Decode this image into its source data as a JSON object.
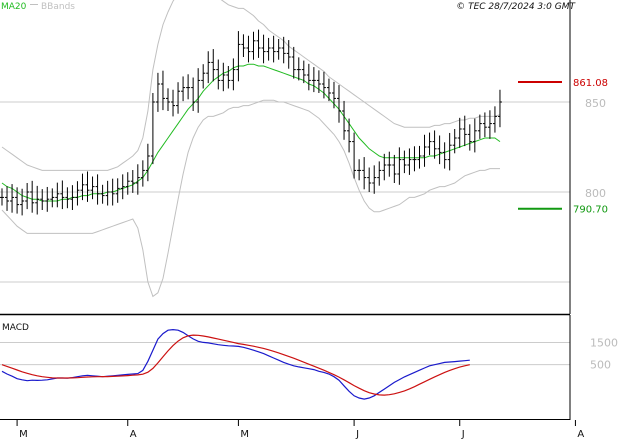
{
  "header": {
    "legend_ma": "MA20",
    "legend_bb": "BBands",
    "copyright": "© TEC 28/7/2024 3:0 GMT"
  },
  "colors": {
    "ma": "#22bb22",
    "bands": "#c0c0c0",
    "price": "#000000",
    "resistance": "#cc0000",
    "support": "#119911",
    "macd": "#1a1acc",
    "signal": "#cc1111",
    "grid": "#cccccc",
    "axis_text": "#bbbbbb"
  },
  "chart_data": [
    {
      "type": "ohlc",
      "name": "price",
      "y_ticks": [
        "850",
        "800"
      ],
      "ylim": [
        740,
        900
      ],
      "levels": [
        {
          "label": "861.08",
          "value": 861.08,
          "kind": "resistance"
        },
        {
          "label": "790.70",
          "value": 790.7,
          "kind": "support"
        }
      ],
      "close": [
        797,
        795,
        797,
        793,
        795,
        800,
        794,
        796,
        795,
        796,
        797,
        799,
        797,
        796,
        797,
        801,
        804,
        801,
        803,
        799,
        798,
        800,
        799,
        802,
        803,
        806,
        805,
        808,
        812,
        820,
        850,
        860,
        852,
        850,
        848,
        856,
        858,
        858,
        850,
        862,
        866,
        872,
        868,
        862,
        865,
        862,
        868,
        882,
        880,
        878,
        884,
        880,
        878,
        880,
        878,
        880,
        877,
        875,
        868,
        868,
        865,
        862,
        862,
        860,
        858,
        855,
        852,
        845,
        834,
        828,
        812,
        812,
        808,
        805,
        808,
        812,
        815,
        815,
        810,
        818,
        815,
        818,
        818,
        820,
        825,
        828,
        824,
        822,
        818,
        826,
        830,
        835,
        832,
        828,
        834,
        838,
        836,
        838,
        842,
        850
      ],
      "ma20": [
        805,
        803,
        802,
        800,
        798,
        797,
        796,
        796,
        795,
        795,
        795,
        795,
        796,
        796,
        797,
        797,
        798,
        798,
        799,
        799,
        799,
        800,
        800,
        801,
        802,
        803,
        804,
        806,
        808,
        812,
        817,
        822,
        826,
        830,
        834,
        838,
        842,
        846,
        849,
        852,
        856,
        859,
        862,
        864,
        866,
        867,
        869,
        870,
        870,
        871,
        871,
        870,
        870,
        869,
        868,
        867,
        866,
        865,
        864,
        863,
        862,
        860,
        859,
        857,
        855,
        852,
        849,
        846,
        842,
        838,
        834,
        830,
        827,
        824,
        822,
        820,
        819,
        819,
        819,
        819,
        819,
        819,
        819,
        819,
        819,
        820,
        820,
        821,
        822,
        823,
        824,
        825,
        826,
        827,
        828,
        829,
        830,
        830,
        830,
        828
      ],
      "upper_band": [
        825,
        823,
        821,
        819,
        817,
        815,
        814,
        813,
        812,
        812,
        812,
        812,
        812,
        812,
        812,
        812,
        812,
        812,
        812,
        812,
        812,
        812,
        813,
        814,
        816,
        818,
        820,
        823,
        830,
        845,
        868,
        882,
        893,
        900,
        906,
        910,
        913,
        914,
        914,
        914,
        913,
        912,
        910,
        908,
        906,
        904,
        903,
        902,
        902,
        900,
        898,
        895,
        893,
        890,
        888,
        886,
        884,
        881,
        879,
        877,
        875,
        873,
        871,
        869,
        867,
        864,
        862,
        860,
        858,
        856,
        854,
        852,
        850,
        848,
        846,
        844,
        842,
        840,
        838,
        837,
        836,
        836,
        836,
        836,
        836,
        836,
        837,
        837,
        838,
        838,
        839,
        840,
        840,
        841,
        841,
        842,
        842,
        842,
        842,
        843
      ],
      "lower_band": [
        790,
        787,
        784,
        781,
        779,
        777,
        777,
        777,
        777,
        777,
        777,
        777,
        777,
        777,
        777,
        777,
        777,
        777,
        777,
        778,
        779,
        780,
        781,
        782,
        783,
        784,
        785,
        780,
        768,
        750,
        742,
        744,
        752,
        766,
        781,
        796,
        810,
        822,
        830,
        836,
        840,
        842,
        842,
        843,
        844,
        846,
        847,
        847,
        848,
        848,
        849,
        850,
        851,
        851,
        851,
        850,
        850,
        849,
        848,
        847,
        846,
        845,
        843,
        841,
        838,
        835,
        832,
        828,
        823,
        816,
        808,
        801,
        795,
        791,
        789,
        789,
        790,
        791,
        792,
        793,
        795,
        797,
        797,
        798,
        799,
        801,
        802,
        803,
        803,
        804,
        805,
        807,
        809,
        810,
        811,
        812,
        812,
        813,
        813,
        813
      ]
    },
    {
      "type": "line",
      "name": "MACD",
      "title": "MACD",
      "y_ticks": [
        "1500",
        "500"
      ],
      "ylim": [
        -1900,
        2600
      ],
      "series": [
        {
          "name": "macd",
          "values": [
            200,
            80,
            -20,
            -130,
            -180,
            -220,
            -200,
            -210,
            -200,
            -180,
            -140,
            -100,
            -100,
            -110,
            -80,
            -40,
            0,
            20,
            0,
            -20,
            -40,
            -20,
            0,
            20,
            40,
            60,
            80,
            100,
            240,
            650,
            1150,
            1650,
            1900,
            2050,
            2080,
            2050,
            1950,
            1800,
            1660,
            1550,
            1500,
            1480,
            1440,
            1400,
            1370,
            1350,
            1340,
            1320,
            1280,
            1220,
            1150,
            1080,
            1000,
            900,
            800,
            700,
            600,
            520,
            450,
            400,
            360,
            320,
            280,
            200,
            150,
            80,
            -40,
            -200,
            -450,
            -700,
            -900,
            -1000,
            -1050,
            -1000,
            -900,
            -750,
            -600,
            -450,
            -300,
            -170,
            -50,
            50,
            150,
            250,
            350,
            450,
            500,
            550,
            600,
            620,
            640,
            660,
            680,
            700
          ]
        },
        {
          "name": "signal",
          "values": [
            500,
            420,
            340,
            260,
            180,
            110,
            50,
            0,
            -40,
            -70,
            -90,
            -100,
            -100,
            -100,
            -95,
            -85,
            -70,
            -55,
            -45,
            -40,
            -38,
            -35,
            -30,
            -20,
            -5,
            10,
            25,
            40,
            70,
            160,
            330,
            580,
            860,
            1120,
            1360,
            1560,
            1710,
            1800,
            1830,
            1820,
            1790,
            1750,
            1700,
            1650,
            1600,
            1550,
            1500,
            1450,
            1410,
            1370,
            1330,
            1280,
            1230,
            1170,
            1100,
            1030,
            950,
            870,
            790,
            700,
            610,
            520,
            430,
            340,
            250,
            150,
            50,
            -60,
            -180,
            -310,
            -440,
            -560,
            -670,
            -760,
            -820,
            -860,
            -870,
            -850,
            -810,
            -750,
            -680,
            -590,
            -490,
            -380,
            -270,
            -160,
            -50,
            50,
            150,
            240,
            320,
            390,
            450,
            500
          ]
        }
      ]
    }
  ],
  "x_axis": {
    "labels": [
      {
        "text": "M",
        "index": 3
      },
      {
        "text": "A",
        "index": 25
      },
      {
        "text": "M",
        "index": 47
      },
      {
        "text": "J",
        "index": 70
      },
      {
        "text": "J",
        "index": 91
      },
      {
        "text": "A",
        "index": 114
      }
    ],
    "total_slots": 120
  }
}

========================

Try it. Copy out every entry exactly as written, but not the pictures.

Worked solution.
Decode this image into its source data as a JSON object.
{
  "header": {
    "legend_ma": "MA20",
    "legend_bb": "BBands",
    "copyright": "© TEC 28/7/2024 3:0 GMT"
  },
  "colors": {
    "ma": "#22bb22",
    "bands": "#c0c0c0",
    "price": "#000000",
    "resistance": "#cc0000",
    "support": "#119911",
    "macd": "#1a1acc",
    "signal": "#cc1111",
    "grid": "#cccccc",
    "axis_text": "#bbbbbb"
  },
  "chart_data": [
    {
      "type": "ohlc",
      "name": "price",
      "y_ticks": [
        "850",
        "800"
      ],
      "ylim": [
        740,
        900
      ],
      "levels": [
        {
          "label": "861.08",
          "value": 861.08,
          "kind": "resistance"
        },
        {
          "label": "790.70",
          "value": 790.7,
          "kind": "support"
        }
      ],
      "close": [
        797,
        795,
        797,
        793,
        795,
        800,
        794,
        796,
        795,
        796,
        797,
        799,
        797,
        796,
        797,
        801,
        804,
        801,
        803,
        799,
        798,
        800,
        799,
        802,
        803,
        806,
        805,
        808,
        812,
        820,
        850,
        860,
        852,
        850,
        848,
        856,
        858,
        858,
        850,
        862,
        866,
        872,
        868,
        862,
        865,
        862,
        868,
        882,
        880,
        878,
        884,
        880,
        878,
        880,
        878,
        880,
        877,
        875,
        868,
        868,
        865,
        862,
        862,
        860,
        858,
        855,
        852,
        845,
        834,
        828,
        812,
        812,
        808,
        805,
        808,
        812,
        815,
        815,
        810,
        818,
        815,
        818,
        818,
        820,
        825,
        828,
        824,
        822,
        818,
        826,
        830,
        835,
        832,
        828,
        834,
        838,
        836,
        838,
        842,
        850
      ],
      "ma20": [
        805,
        803,
        802,
        800,
        798,
        797,
        796,
        796,
        795,
        795,
        795,
        795,
        796,
        796,
        797,
        797,
        798,
        798,
        799,
        799,
        799,
        800,
        800,
        801,
        802,
        803,
        804,
        806,
        808,
        812,
        817,
        822,
        826,
        830,
        834,
        838,
        842,
        846,
        849,
        852,
        856,
        859,
        862,
        864,
        866,
        867,
        869,
        870,
        870,
        871,
        871,
        870,
        870,
        869,
        868,
        867,
        866,
        865,
        864,
        863,
        862,
        860,
        859,
        857,
        855,
        852,
        849,
        846,
        842,
        838,
        834,
        830,
        827,
        824,
        822,
        820,
        819,
        819,
        819,
        819,
        819,
        819,
        819,
        819,
        819,
        820,
        820,
        821,
        822,
        823,
        824,
        825,
        826,
        827,
        828,
        829,
        830,
        830,
        830,
        828
      ],
      "upper_band": [
        825,
        823,
        821,
        819,
        817,
        815,
        814,
        813,
        812,
        812,
        812,
        812,
        812,
        812,
        812,
        812,
        812,
        812,
        812,
        812,
        812,
        812,
        813,
        814,
        816,
        818,
        820,
        823,
        830,
        845,
        868,
        882,
        893,
        900,
        906,
        910,
        913,
        914,
        914,
        914,
        913,
        912,
        910,
        908,
        906,
        904,
        903,
        902,
        902,
        900,
        898,
        895,
        893,
        890,
        888,
        886,
        884,
        881,
        879,
        877,
        875,
        873,
        871,
        869,
        867,
        864,
        862,
        860,
        858,
        856,
        854,
        852,
        850,
        848,
        846,
        844,
        842,
        840,
        838,
        837,
        836,
        836,
        836,
        836,
        836,
        836,
        837,
        837,
        838,
        838,
        839,
        840,
        840,
        841,
        841,
        842,
        842,
        842,
        842,
        843
      ],
      "lower_band": [
        790,
        787,
        784,
        781,
        779,
        777,
        777,
        777,
        777,
        777,
        777,
        777,
        777,
        777,
        777,
        777,
        777,
        777,
        777,
        778,
        779,
        780,
        781,
        782,
        783,
        784,
        785,
        780,
        768,
        750,
        742,
        744,
        752,
        766,
        781,
        796,
        810,
        822,
        830,
        836,
        840,
        842,
        842,
        843,
        844,
        846,
        847,
        847,
        848,
        848,
        849,
        850,
        851,
        851,
        851,
        850,
        850,
        849,
        848,
        847,
        846,
        845,
        843,
        841,
        838,
        835,
        832,
        828,
        823,
        816,
        808,
        801,
        795,
        791,
        789,
        789,
        790,
        791,
        792,
        793,
        795,
        797,
        797,
        798,
        799,
        801,
        802,
        803,
        803,
        804,
        805,
        807,
        809,
        810,
        811,
        812,
        812,
        813,
        813,
        813
      ]
    },
    {
      "type": "line",
      "name": "MACD",
      "title": "MACD",
      "y_ticks": [
        "1500",
        "500"
      ],
      "ylim": [
        -1900,
        2600
      ],
      "series": [
        {
          "name": "macd",
          "values": [
            200,
            80,
            -20,
            -130,
            -180,
            -220,
            -200,
            -210,
            -200,
            -180,
            -140,
            -100,
            -100,
            -110,
            -80,
            -40,
            0,
            20,
            0,
            -20,
            -40,
            -20,
            0,
            20,
            40,
            60,
            80,
            100,
            240,
            650,
            1150,
            1650,
            1900,
            2050,
            2080,
            2050,
            1950,
            1800,
            1660,
            1550,
            1500,
            1480,
            1440,
            1400,
            1370,
            1350,
            1340,
            1320,
            1280,
            1220,
            1150,
            1080,
            1000,
            900,
            800,
            700,
            600,
            520,
            450,
            400,
            360,
            320,
            280,
            200,
            150,
            80,
            -40,
            -200,
            -450,
            -700,
            -900,
            -1000,
            -1050,
            -1000,
            -900,
            -750,
            -600,
            -450,
            -300,
            -170,
            -50,
            50,
            150,
            250,
            350,
            450,
            500,
            550,
            600,
            620,
            640,
            660,
            680,
            700
          ]
        },
        {
          "name": "signal",
          "values": [
            500,
            420,
            340,
            260,
            180,
            110,
            50,
            0,
            -40,
            -70,
            -90,
            -100,
            -100,
            -100,
            -95,
            -85,
            -70,
            -55,
            -45,
            -40,
            -38,
            -35,
            -30,
            -20,
            -5,
            10,
            25,
            40,
            70,
            160,
            330,
            580,
            860,
            1120,
            1360,
            1560,
            1710,
            1800,
            1830,
            1820,
            1790,
            1750,
            1700,
            1650,
            1600,
            1550,
            1500,
            1450,
            1410,
            1370,
            1330,
            1280,
            1230,
            1170,
            1100,
            1030,
            950,
            870,
            790,
            700,
            610,
            520,
            430,
            340,
            250,
            150,
            50,
            -60,
            -180,
            -310,
            -440,
            -560,
            -670,
            -760,
            -820,
            -860,
            -870,
            -850,
            -810,
            -750,
            -680,
            -590,
            -490,
            -380,
            -270,
            -160,
            -50,
            50,
            150,
            240,
            320,
            390,
            450,
            500
          ]
        }
      ]
    }
  ],
  "x_axis": {
    "labels": [
      {
        "text": "M",
        "index": 3
      },
      {
        "text": "A",
        "index": 25
      },
      {
        "text": "M",
        "index": 47
      },
      {
        "text": "J",
        "index": 70
      },
      {
        "text": "J",
        "index": 91
      },
      {
        "text": "A",
        "index": 114
      }
    ],
    "total_slots": 120
  }
}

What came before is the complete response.